I would like to present our new vision:

A city of informed, engaged philanthropists accelerating meaningful change for all.

 

And for the first time we have defined our values:

Brave, thoughtful action.

Humility in our relationships.

Public trust above all.

 

While this sums up our strategic direction, I thought it would be valuable to share some questions we’ve received from various stakeholders that we want to be transparent about.


How are you implementing your new vision and values?

Our new vision and values are our guide stars. To bring them to life we are putting into practice a three-year strategic plan based on four goals:

  • We grow the philanthropic community through powerful, interactive engagement.
  • We lead by raising the voices of others.
  • We build a culturally strong and agile organization.
  • We drive a well-defined, bold impact agenda.

 

How are you changing the ways that Fundholders and community organizations engage with each other?

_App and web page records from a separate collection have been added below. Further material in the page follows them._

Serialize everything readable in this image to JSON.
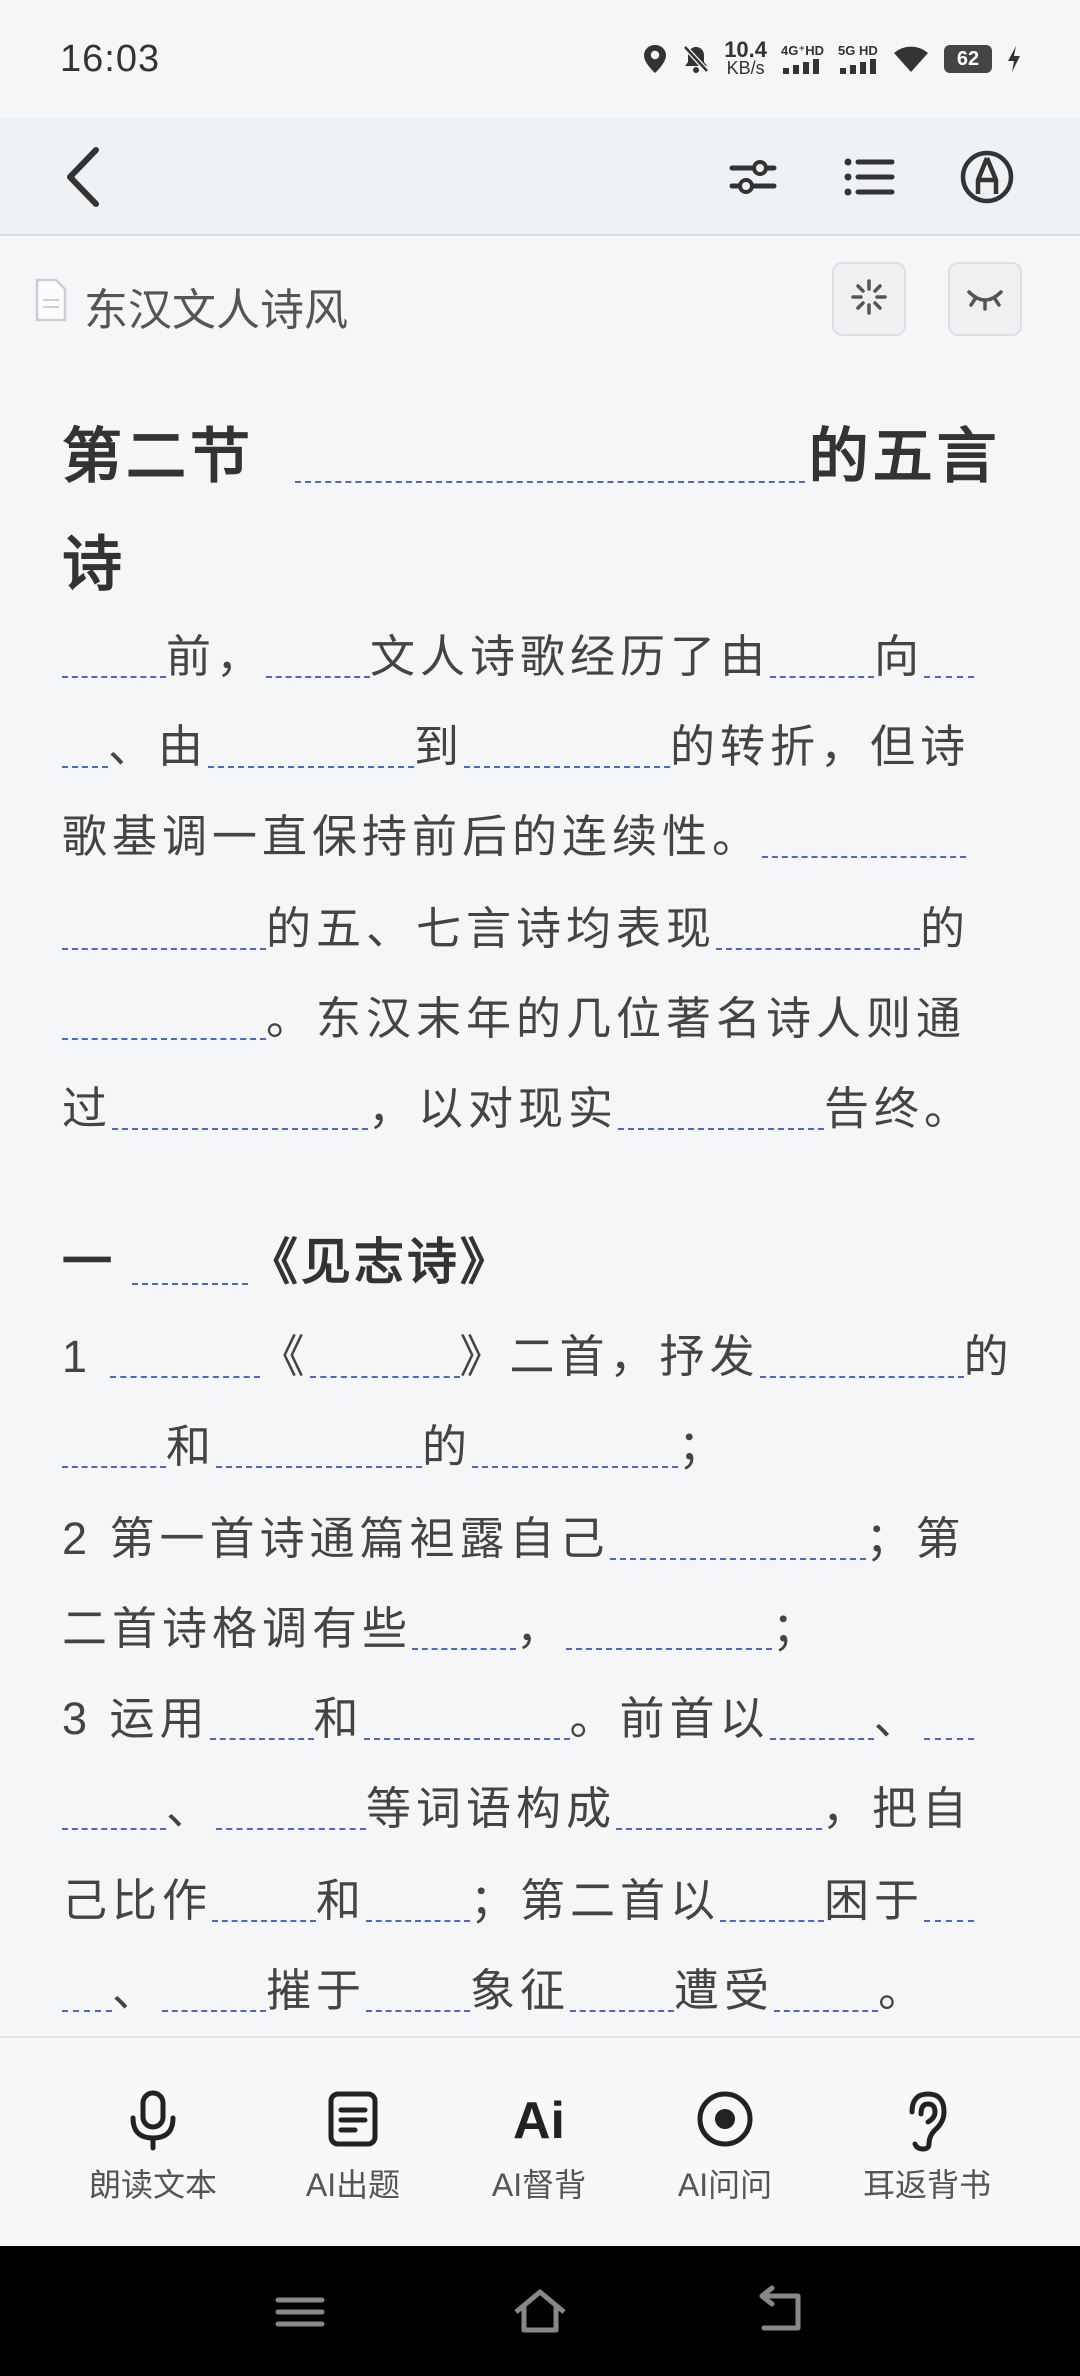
{
  "status": {
    "time": "16:03",
    "net_speed_value": "10.4",
    "net_speed_unit": "KB/s",
    "signal1": "4G⁺HD",
    "signal2": "5G HD",
    "battery": "62"
  },
  "doc": {
    "title": "东汉文人诗风"
  },
  "content": {
    "heading_a": "第二节",
    "heading_b": "的五言",
    "heading_c": "诗",
    "p1": [
      {
        "t": "",
        "b": 104
      },
      {
        "t": "前，",
        "b": 0
      },
      {
        "t": "",
        "b": 104
      },
      {
        "t": "文人诗歌经历了由",
        "b": 0
      },
      {
        "t": "",
        "b": 104
      },
      {
        "t": "向",
        "b": 0
      },
      {
        "t": "",
        "b": 50
      }
    ],
    "p2": [
      {
        "t": "",
        "b": 46
      },
      {
        "t": "、由",
        "b": 0
      },
      {
        "t": "",
        "b": 206
      },
      {
        "t": "到",
        "b": 0
      },
      {
        "t": "",
        "b": 206
      },
      {
        "t": "的转折，但诗",
        "b": 0
      }
    ],
    "p3": [
      {
        "t": "歌基调一直保持前后的连续性。",
        "b": 0
      },
      {
        "t": "",
        "b": 204
      }
    ],
    "p4": [
      {
        "t": "",
        "b": 204
      },
      {
        "t": "的五、七言诗均表现",
        "b": 0
      },
      {
        "t": "",
        "b": 204
      },
      {
        "t": "的",
        "b": 0
      }
    ],
    "p5": [
      {
        "t": "",
        "b": 204
      },
      {
        "t": "。东汉末年的几位著名诗人则通",
        "b": 0
      }
    ],
    "p6": [
      {
        "t": "过",
        "b": 0
      },
      {
        "t": "",
        "b": 256
      },
      {
        "t": "，以对现实",
        "b": 0
      },
      {
        "t": "",
        "b": 206
      },
      {
        "t": "告终。",
        "b": 0
      }
    ],
    "section1": [
      {
        "t": "一 ",
        "b": 0
      },
      {
        "t": "",
        "b": 116
      },
      {
        "t": "《见志诗》",
        "b": 0
      }
    ],
    "q1a": [
      {
        "t": "1 ",
        "b": 0
      },
      {
        "t": "",
        "b": 150
      },
      {
        "t": "《",
        "b": 0
      },
      {
        "t": "",
        "b": 150
      },
      {
        "t": "》二首，抒发",
        "b": 0
      },
      {
        "t": "",
        "b": 204
      },
      {
        "t": "的",
        "b": 0
      }
    ],
    "q1b": [
      {
        "t": "",
        "b": 104
      },
      {
        "t": "和",
        "b": 0
      },
      {
        "t": "",
        "b": 206
      },
      {
        "t": "的",
        "b": 0
      },
      {
        "t": "",
        "b": 206
      },
      {
        "t": "；",
        "b": 0
      }
    ],
    "q2a": [
      {
        "t": "2 第一首诗通篇袒露自己",
        "b": 0
      },
      {
        "t": "",
        "b": 256
      },
      {
        "t": "；第",
        "b": 0
      }
    ],
    "q2b": [
      {
        "t": "二首诗格调有些",
        "b": 0
      },
      {
        "t": "",
        "b": 104
      },
      {
        "t": "，",
        "b": 0
      },
      {
        "t": "",
        "b": 206
      },
      {
        "t": "；",
        "b": 0
      }
    ],
    "q3a": [
      {
        "t": "3 运用",
        "b": 0
      },
      {
        "t": "",
        "b": 104
      },
      {
        "t": "和",
        "b": 0
      },
      {
        "t": "",
        "b": 206
      },
      {
        "t": "。前首以",
        "b": 0
      },
      {
        "t": "",
        "b": 104
      },
      {
        "t": "、",
        "b": 0
      },
      {
        "t": "",
        "b": 50
      }
    ],
    "q3b": [
      {
        "t": "",
        "b": 104
      },
      {
        "t": "、",
        "b": 0
      },
      {
        "t": "",
        "b": 150
      },
      {
        "t": "等词语构成",
        "b": 0
      },
      {
        "t": "",
        "b": 206
      },
      {
        "t": "，把自",
        "b": 0
      }
    ],
    "q3c": [
      {
        "t": "己比作",
        "b": 0
      },
      {
        "t": "",
        "b": 104
      },
      {
        "t": "和",
        "b": 0
      },
      {
        "t": "",
        "b": 104
      },
      {
        "t": "；第二首以",
        "b": 0
      },
      {
        "t": "",
        "b": 104
      },
      {
        "t": "困于",
        "b": 0
      },
      {
        "t": "",
        "b": 50
      }
    ],
    "q3d": [
      {
        "t": "",
        "b": 50
      },
      {
        "t": "、",
        "b": 0
      },
      {
        "t": "",
        "b": 104
      },
      {
        "t": "摧于",
        "b": 0
      },
      {
        "t": "",
        "b": 104
      },
      {
        "t": "象征",
        "b": 0
      },
      {
        "t": "",
        "b": 104
      },
      {
        "t": "遭受",
        "b": 0
      },
      {
        "t": "",
        "b": 104
      },
      {
        "t": "。",
        "b": 0
      }
    ]
  },
  "bottom_tabs": [
    {
      "label": "朗读文本",
      "icon": "microphone-icon"
    },
    {
      "label": "AI出题",
      "icon": "document-icon"
    },
    {
      "label": "AI督背",
      "icon": "ai-icon",
      "glyph": "Ai"
    },
    {
      "label": "AI问问",
      "icon": "target-icon"
    },
    {
      "label": "耳返背书",
      "icon": "ear-icon"
    }
  ],
  "colors": {
    "blank_underline": "#4b67c9",
    "background": "#f4f6f8",
    "nav": "#000000"
  }
}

Since I started here in October 2016, we’ve been piloting different types of events to see how Fundholders and community organizations respond to different approaches. The objectives of these events are to provide learning opportunities for Fundholders, and for organizations to get meaningful time with donors. For example, we had great success with our CityViews Tour, where we took 25 Fundholders to four different organizations over the course of a day.

Our Vital Toronto event on June 13th took on a different format than previous years. We decided to give lift to our Spirit of Philanthropy Award. Our aim here is to shine the light on excellence in philanthropy. We had a record number of Fundholders attend, as well as a great number of our recent grantees, and other city-building leaders. We heard from many stakeholders that they found the format made it easier to meet and have conversations.

Part of having an impact in philanthropy is having access to good ideas and effective organizations. To put this straight into your hands, we just released our inaugural Good to Give Guide, which lists high-impact organizations we’ve reviewed (and in most cases funded) over the past several months. The point is to connect philanthropists to giving opportunities that may not yet be on their radar.

 

What’s happening to the rest of your annual programs and projects?

Vital Signs remains our cornerstone, though it will be evolving. We want it to reflect the lived experience of those on the margins of our city, we want it to be bold, and we want it to inspire philanthropic action. New census data will be coming out in the fall, so we have scheduled the release of Toronto’s Vital Signs for early 2018.

Instead, during the national Vital Signs week in October, we’ll be hosting a series of Vital Conversations about the most pressing issues in our city. We’ll be bringing together experts on the issues – including community members – and Fundholders around dinner tables across the city. There, we will dig deep and figure out how philanthropy can really help accelerate change.

Our Vital Ideas & Leadership and Vital Youth grant streams will run again in the fall for 2018 activities. That being said, we are working toward a more cohesive granting strategy. We are beginning the journey by working in partnership with the City of Toronto’s new Chief Resilience Officer among others.

 

What are you doing to honour your commitment to the Declaration of Action on Reconciliation?

Early this year we signed the Philanthropic Community’s Declaration of Action on Reconciliation, an initiative of The Circle on Philanthropy and Aboriginal Peoples. Toronto Foundation is on a learning journey that began prior, and we intend to continue well beyond 2017. I was recently in Ottawa with The Circle at Rideau Hall to meet with other funders to talk about how we might actually implement and be held accountable to the Declaration’s written intent. We want to build relationships with Indigenous-led organizations and leaders in the city where there hasn’t been one before, and work to heal the relationship between philanthropy and Indigenous communities where it has been broken. While we have begun by making some first-time grants to Indigenous-led organizations in the city, there is much left to learn and do.

 

If you have any questions, you can get in touch with me directly at 416-921-2035.

 

Sincerely,

sAvery

 

 

 

 

 

Sharon Avery